Each line of the material below needs to be returned exactly as written.
******
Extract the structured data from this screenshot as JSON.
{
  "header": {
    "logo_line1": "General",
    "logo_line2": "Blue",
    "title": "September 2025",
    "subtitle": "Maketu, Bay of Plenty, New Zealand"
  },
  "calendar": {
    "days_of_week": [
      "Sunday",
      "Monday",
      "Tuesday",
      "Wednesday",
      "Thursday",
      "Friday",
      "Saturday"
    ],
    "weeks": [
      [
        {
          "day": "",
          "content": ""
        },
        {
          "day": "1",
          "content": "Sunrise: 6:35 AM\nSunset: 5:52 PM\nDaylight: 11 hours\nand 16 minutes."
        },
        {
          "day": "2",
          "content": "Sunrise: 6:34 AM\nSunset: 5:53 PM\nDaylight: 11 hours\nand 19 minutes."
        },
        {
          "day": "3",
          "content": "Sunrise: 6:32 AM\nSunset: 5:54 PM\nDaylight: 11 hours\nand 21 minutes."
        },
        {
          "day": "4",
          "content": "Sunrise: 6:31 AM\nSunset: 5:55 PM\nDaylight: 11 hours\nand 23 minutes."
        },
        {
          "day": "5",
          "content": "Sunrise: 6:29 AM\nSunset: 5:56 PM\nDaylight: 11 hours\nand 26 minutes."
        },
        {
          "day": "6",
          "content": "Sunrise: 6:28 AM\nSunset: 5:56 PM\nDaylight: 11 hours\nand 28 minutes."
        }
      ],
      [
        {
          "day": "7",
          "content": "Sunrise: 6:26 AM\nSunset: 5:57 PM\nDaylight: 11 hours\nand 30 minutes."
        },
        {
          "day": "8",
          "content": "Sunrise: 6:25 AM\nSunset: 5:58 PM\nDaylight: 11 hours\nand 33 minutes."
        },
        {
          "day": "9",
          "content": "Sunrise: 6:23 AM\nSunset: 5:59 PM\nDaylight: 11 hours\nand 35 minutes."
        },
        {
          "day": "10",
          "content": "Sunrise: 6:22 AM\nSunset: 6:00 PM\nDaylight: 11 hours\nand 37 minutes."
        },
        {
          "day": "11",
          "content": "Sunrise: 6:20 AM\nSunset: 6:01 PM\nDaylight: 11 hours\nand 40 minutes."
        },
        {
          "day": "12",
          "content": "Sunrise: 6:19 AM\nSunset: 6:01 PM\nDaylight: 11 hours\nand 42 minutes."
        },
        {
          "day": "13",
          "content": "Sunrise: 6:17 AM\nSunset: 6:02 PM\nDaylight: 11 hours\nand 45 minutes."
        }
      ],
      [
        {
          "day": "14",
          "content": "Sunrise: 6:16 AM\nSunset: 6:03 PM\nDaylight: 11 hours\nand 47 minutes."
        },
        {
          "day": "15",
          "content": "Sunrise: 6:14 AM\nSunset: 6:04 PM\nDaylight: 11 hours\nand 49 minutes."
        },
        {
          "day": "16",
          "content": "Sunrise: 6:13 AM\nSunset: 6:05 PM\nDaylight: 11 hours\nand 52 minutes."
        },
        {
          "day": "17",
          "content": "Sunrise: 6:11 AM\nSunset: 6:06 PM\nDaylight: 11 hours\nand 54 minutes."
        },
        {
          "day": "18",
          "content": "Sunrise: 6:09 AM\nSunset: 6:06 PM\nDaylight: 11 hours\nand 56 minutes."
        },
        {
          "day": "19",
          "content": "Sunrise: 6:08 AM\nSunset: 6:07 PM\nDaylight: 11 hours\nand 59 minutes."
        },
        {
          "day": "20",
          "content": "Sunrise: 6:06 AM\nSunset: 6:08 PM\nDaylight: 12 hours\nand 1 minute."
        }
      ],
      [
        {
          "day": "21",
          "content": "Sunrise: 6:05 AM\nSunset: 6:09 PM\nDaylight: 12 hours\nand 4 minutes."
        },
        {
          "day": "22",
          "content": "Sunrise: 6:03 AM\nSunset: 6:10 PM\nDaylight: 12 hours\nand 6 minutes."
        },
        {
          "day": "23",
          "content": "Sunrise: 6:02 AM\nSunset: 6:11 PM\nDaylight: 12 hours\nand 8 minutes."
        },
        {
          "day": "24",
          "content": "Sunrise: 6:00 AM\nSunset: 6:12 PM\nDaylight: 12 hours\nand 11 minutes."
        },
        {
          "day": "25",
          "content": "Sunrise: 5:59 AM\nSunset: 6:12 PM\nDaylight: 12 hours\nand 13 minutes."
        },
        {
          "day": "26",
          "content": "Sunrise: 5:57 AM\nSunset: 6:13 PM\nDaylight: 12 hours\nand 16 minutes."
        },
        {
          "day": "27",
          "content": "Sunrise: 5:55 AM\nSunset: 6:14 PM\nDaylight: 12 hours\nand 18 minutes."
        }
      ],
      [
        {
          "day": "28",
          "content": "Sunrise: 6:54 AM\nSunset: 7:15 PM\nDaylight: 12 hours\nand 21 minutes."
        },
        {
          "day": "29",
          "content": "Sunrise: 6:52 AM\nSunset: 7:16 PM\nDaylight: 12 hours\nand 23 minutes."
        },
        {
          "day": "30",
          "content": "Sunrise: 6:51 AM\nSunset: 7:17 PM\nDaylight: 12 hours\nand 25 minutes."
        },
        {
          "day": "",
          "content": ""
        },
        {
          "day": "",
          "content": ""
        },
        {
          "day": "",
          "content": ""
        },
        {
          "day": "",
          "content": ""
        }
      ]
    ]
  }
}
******
_WRITTEN ANSWER_.
Extract the structured data from this screenshot as JSON.
{
  "header": {
    "logo_line1": "General",
    "logo_line2": "Blue",
    "title": "September 2025",
    "subtitle": "Maketu, Bay of Plenty, New Zealand"
  },
  "calendar": {
    "days_of_week": [
      "Sunday",
      "Monday",
      "Tuesday",
      "Wednesday",
      "Thursday",
      "Friday",
      "Saturday"
    ],
    "weeks": [
      [
        {
          "day": "",
          "content": ""
        },
        {
          "day": "1",
          "content": "Sunrise: 6:35 AM\nSunset: 5:52 PM\nDaylight: 11 hours\nand 16 minutes."
        },
        {
          "day": "2",
          "content": "Sunrise: 6:34 AM\nSunset: 5:53 PM\nDaylight: 11 hours\nand 19 minutes."
        },
        {
          "day": "3",
          "content": "Sunrise: 6:32 AM\nSunset: 5:54 PM\nDaylight: 11 hours\nand 21 minutes."
        },
        {
          "day": "4",
          "content": "Sunrise: 6:31 AM\nSunset: 5:55 PM\nDaylight: 11 hours\nand 23 minutes."
        },
        {
          "day": "5",
          "content": "Sunrise: 6:29 AM\nSunset: 5:56 PM\nDaylight: 11 hours\nand 26 minutes."
        },
        {
          "day": "6",
          "content": "Sunrise: 6:28 AM\nSunset: 5:56 PM\nDaylight: 11 hours\nand 28 minutes."
        }
      ],
      [
        {
          "day": "7",
          "content": "Sunrise: 6:26 AM\nSunset: 5:57 PM\nDaylight: 11 hours\nand 30 minutes."
        },
        {
          "day": "8",
          "content": "Sunrise: 6:25 AM\nSunset: 5:58 PM\nDaylight: 11 hours\nand 33 minutes."
        },
        {
          "day": "9",
          "content": "Sunrise: 6:23 AM\nSunset: 5:59 PM\nDaylight: 11 hours\nand 35 minutes."
        },
        {
          "day": "10",
          "content": "Sunrise: 6:22 AM\nSunset: 6:00 PM\nDaylight: 11 hours\nand 37 minutes."
        },
        {
          "day": "11",
          "content": "Sunrise: 6:20 AM\nSunset: 6:01 PM\nDaylight: 11 hours\nand 40 minutes."
        },
        {
          "day": "12",
          "content": "Sunrise: 6:19 AM\nSunset: 6:01 PM\nDaylight: 11 hours\nand 42 minutes."
        },
        {
          "day": "13",
          "content": "Sunrise: 6:17 AM\nSunset: 6:02 PM\nDaylight: 11 hours\nand 45 minutes."
        }
      ],
      [
        {
          "day": "14",
          "content": "Sunrise: 6:16 AM\nSunset: 6:03 PM\nDaylight: 11 hours\nand 47 minutes."
        },
        {
          "day": "15",
          "content": "Sunrise: 6:14 AM\nSunset: 6:04 PM\nDaylight: 11 hours\nand 49 minutes."
        },
        {
          "day": "16",
          "content": "Sunrise: 6:13 AM\nSunset: 6:05 PM\nDaylight: 11 hours\nand 52 minutes."
        },
        {
          "day": "17",
          "content": "Sunrise: 6:11 AM\nSunset: 6:06 PM\nDaylight: 11 hours\nand 54 minutes."
        },
        {
          "day": "18",
          "content": "Sunrise: 6:09 AM\nSunset: 6:06 PM\nDaylight: 11 hours\nand 56 minutes."
        },
        {
          "day": "19",
          "content": "Sunrise: 6:08 AM\nSunset: 6:07 PM\nDaylight: 11 hours\nand 59 minutes."
        },
        {
          "day": "20",
          "content": "Sunrise: 6:06 AM\nSunset: 6:08 PM\nDaylight: 12 hours\nand 1 minute."
        }
      ],
      [
        {
          "day": "21",
          "content": "Sunrise: 6:05 AM\nSunset: 6:09 PM\nDaylight: 12 hours\nand 4 minutes."
        },
        {
          "day": "22",
          "content": "Sunrise: 6:03 AM\nSunset: 6:10 PM\nDaylight: 12 hours\nand 6 minutes."
        },
        {
          "day": "23",
          "content": "Sunrise: 6:02 AM\nSunset: 6:11 PM\nDaylight: 12 hours\nand 8 minutes."
        },
        {
          "day": "24",
          "content": "Sunrise: 6:00 AM\nSunset: 6:12 PM\nDaylight: 12 hours\nand 11 minutes."
        },
        {
          "day": "25",
          "content": "Sunrise: 5:59 AM\nSunset: 6:12 PM\nDaylight: 12 hours\nand 13 minutes."
        },
        {
          "day": "26",
          "content": "Sunrise: 5:57 AM\nSunset: 6:13 PM\nDaylight: 12 hours\nand 16 minutes."
        },
        {
          "day": "27",
          "content": "Sunrise: 5:55 AM\nSunset: 6:14 PM\nDaylight: 12 hours\nand 18 minutes."
        }
      ],
      [
        {
          "day": "28",
          "content": "Sunrise: 6:54 AM\nSunset: 7:15 PM\nDaylight: 12 hours\nand 21 minutes."
        },
        {
          "day": "29",
          "content": "Sunrise: 6:52 AM\nSunset: 7:16 PM\nDaylight: 12 hours\nand 23 minutes."
        },
        {
          "day": "30",
          "content": "Sunrise: 6:51 AM\nSunset: 7:17 PM\nDaylight: 12 hours\nand 25 minutes."
        },
        {
          "day": "",
          "content": ""
        },
        {
          "day": "",
          "content": ""
        },
        {
          "day": "",
          "content": ""
        },
        {
          "day": "",
          "content": ""
        }
      ]
    ]
  }
}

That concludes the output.